▶ _Data under study_
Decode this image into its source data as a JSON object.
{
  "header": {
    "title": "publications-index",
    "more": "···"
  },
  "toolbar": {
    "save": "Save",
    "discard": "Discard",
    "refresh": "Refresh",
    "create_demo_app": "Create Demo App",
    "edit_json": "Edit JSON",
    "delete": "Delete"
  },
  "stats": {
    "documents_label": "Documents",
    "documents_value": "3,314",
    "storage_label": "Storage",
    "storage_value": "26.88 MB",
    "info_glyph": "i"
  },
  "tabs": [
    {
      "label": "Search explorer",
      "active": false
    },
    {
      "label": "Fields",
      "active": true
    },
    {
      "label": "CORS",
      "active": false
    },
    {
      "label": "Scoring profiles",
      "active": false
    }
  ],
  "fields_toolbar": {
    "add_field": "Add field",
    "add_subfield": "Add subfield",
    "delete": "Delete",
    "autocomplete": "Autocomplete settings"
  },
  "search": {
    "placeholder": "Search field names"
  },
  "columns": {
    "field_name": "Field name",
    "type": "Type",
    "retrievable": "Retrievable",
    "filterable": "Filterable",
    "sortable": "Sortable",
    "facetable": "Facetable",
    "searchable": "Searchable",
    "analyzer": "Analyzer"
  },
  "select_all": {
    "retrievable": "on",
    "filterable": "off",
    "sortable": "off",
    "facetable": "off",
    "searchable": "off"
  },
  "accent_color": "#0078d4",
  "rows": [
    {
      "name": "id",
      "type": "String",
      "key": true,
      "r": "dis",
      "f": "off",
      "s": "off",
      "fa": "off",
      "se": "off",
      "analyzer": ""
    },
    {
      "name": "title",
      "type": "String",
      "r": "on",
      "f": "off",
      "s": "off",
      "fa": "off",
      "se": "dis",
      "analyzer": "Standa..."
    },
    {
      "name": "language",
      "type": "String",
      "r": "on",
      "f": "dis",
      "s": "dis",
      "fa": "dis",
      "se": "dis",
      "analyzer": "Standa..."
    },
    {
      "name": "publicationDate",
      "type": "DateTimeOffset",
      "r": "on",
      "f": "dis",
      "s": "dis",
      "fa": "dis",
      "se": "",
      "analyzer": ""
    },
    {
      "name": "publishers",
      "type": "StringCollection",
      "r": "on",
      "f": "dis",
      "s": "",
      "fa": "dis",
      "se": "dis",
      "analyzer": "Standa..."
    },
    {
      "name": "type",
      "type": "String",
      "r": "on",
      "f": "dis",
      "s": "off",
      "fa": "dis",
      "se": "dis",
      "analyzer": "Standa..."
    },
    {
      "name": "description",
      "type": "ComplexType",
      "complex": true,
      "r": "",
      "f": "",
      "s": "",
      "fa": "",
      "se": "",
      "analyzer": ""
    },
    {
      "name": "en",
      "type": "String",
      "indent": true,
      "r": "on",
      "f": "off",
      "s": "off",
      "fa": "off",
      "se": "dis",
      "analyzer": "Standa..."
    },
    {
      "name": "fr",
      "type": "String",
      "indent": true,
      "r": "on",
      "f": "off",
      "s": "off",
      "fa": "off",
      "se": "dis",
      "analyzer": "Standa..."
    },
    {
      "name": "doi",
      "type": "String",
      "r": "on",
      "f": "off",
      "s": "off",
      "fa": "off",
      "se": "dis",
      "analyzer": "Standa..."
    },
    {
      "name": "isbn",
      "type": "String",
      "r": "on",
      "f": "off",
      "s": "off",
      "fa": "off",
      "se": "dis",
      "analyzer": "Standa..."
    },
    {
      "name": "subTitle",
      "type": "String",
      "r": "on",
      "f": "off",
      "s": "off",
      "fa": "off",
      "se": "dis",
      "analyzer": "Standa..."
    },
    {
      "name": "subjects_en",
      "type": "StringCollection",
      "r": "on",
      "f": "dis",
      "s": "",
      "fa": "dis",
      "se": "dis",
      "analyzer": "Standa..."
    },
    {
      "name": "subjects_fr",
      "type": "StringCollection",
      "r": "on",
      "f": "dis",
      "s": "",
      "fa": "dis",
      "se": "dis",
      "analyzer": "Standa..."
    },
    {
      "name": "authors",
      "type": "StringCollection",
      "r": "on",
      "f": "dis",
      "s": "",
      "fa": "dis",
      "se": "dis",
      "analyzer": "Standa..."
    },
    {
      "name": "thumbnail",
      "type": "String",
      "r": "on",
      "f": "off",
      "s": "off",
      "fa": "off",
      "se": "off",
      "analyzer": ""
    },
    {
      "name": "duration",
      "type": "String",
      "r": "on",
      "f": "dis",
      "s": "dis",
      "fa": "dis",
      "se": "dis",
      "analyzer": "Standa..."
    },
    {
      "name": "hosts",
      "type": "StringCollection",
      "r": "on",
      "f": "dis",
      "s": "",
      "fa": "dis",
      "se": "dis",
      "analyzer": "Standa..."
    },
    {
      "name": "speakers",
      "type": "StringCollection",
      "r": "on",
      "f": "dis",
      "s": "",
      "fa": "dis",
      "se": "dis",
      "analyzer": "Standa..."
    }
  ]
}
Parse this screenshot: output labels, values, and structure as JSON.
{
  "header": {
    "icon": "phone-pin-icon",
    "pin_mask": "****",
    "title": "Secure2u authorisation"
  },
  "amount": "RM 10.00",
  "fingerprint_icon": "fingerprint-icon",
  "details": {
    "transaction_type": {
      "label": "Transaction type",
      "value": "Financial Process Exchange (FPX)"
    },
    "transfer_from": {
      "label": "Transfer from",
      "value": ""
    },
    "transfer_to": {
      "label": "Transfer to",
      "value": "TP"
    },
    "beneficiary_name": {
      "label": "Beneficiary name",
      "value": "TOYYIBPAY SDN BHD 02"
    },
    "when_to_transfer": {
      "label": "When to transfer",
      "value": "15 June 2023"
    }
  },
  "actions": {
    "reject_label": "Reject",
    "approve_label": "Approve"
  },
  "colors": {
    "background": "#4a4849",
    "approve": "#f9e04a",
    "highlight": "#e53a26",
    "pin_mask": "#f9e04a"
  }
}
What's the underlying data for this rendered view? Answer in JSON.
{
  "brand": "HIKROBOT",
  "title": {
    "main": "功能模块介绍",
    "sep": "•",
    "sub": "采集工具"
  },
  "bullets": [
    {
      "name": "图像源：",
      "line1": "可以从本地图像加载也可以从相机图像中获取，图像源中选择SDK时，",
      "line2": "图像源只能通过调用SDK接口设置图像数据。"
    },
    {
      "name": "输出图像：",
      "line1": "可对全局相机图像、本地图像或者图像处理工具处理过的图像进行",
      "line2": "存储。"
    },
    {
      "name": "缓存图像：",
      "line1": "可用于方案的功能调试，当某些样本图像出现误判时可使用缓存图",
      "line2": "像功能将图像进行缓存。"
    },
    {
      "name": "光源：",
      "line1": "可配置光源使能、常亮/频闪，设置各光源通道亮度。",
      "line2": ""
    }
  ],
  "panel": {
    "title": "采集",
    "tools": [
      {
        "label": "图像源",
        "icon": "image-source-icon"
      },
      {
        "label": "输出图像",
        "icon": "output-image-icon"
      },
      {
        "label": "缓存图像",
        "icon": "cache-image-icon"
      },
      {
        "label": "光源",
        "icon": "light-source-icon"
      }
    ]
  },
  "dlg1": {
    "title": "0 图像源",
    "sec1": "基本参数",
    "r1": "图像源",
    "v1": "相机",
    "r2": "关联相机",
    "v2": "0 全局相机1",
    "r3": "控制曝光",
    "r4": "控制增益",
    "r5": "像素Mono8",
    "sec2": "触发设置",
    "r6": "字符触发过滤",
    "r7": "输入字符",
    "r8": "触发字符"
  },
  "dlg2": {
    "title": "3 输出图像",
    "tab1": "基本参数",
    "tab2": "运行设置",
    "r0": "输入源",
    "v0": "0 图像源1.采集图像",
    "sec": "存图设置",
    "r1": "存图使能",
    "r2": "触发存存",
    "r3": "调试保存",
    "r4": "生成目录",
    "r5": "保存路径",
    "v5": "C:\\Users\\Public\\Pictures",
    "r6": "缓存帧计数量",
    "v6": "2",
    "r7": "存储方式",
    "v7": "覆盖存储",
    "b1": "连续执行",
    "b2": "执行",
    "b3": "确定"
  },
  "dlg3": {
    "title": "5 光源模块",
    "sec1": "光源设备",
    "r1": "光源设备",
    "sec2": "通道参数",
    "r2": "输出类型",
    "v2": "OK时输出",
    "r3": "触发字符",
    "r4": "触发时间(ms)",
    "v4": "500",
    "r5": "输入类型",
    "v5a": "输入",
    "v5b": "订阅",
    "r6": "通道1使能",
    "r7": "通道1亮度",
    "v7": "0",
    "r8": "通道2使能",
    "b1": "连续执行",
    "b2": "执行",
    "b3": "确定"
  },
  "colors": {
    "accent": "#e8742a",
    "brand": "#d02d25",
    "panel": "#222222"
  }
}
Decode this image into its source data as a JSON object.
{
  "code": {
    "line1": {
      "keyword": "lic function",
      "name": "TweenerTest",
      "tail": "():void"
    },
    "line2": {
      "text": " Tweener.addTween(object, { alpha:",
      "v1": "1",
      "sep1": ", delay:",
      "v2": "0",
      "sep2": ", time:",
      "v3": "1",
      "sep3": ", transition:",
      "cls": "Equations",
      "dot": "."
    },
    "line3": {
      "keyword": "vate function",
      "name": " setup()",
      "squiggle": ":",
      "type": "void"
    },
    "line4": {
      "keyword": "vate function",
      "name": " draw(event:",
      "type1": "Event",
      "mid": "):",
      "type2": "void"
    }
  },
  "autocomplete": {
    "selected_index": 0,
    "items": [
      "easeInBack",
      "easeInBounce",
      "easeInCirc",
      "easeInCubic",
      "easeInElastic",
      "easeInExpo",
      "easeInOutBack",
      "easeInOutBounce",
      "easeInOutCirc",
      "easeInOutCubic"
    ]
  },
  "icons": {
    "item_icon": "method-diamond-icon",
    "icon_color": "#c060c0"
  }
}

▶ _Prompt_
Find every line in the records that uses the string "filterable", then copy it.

▶ _Task result_
    "filterable": "Filterable",
    "filterable": "off",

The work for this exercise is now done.